Interface dataset entries:
──────
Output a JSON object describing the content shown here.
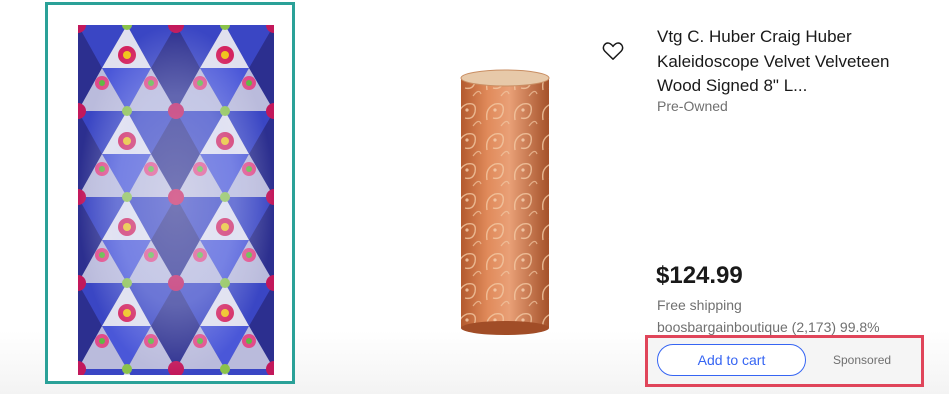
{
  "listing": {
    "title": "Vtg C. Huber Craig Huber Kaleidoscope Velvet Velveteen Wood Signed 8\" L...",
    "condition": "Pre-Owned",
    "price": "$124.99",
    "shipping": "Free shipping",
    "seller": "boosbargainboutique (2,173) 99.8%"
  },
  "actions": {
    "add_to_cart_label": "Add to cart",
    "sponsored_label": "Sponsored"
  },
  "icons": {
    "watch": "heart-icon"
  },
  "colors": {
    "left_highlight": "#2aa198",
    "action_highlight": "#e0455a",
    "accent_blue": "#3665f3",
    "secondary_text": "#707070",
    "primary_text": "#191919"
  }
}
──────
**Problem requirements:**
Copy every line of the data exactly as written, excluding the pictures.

**Reply to the task:**
Output a JSON object describing the content shown here.
{
  "listing": {
    "title": "Vtg C. Huber Craig Huber Kaleidoscope Velvet Velveteen Wood Signed 8\" L...",
    "condition": "Pre-Owned",
    "price": "$124.99",
    "shipping": "Free shipping",
    "seller": "boosbargainboutique (2,173) 99.8%"
  },
  "actions": {
    "add_to_cart_label": "Add to cart",
    "sponsored_label": "Sponsored"
  },
  "icons": {
    "watch": "heart-icon"
  },
  "colors": {
    "left_highlight": "#2aa198",
    "action_highlight": "#e0455a",
    "accent_blue": "#3665f3",
    "secondary_text": "#707070",
    "primary_text": "#191919"
  }
}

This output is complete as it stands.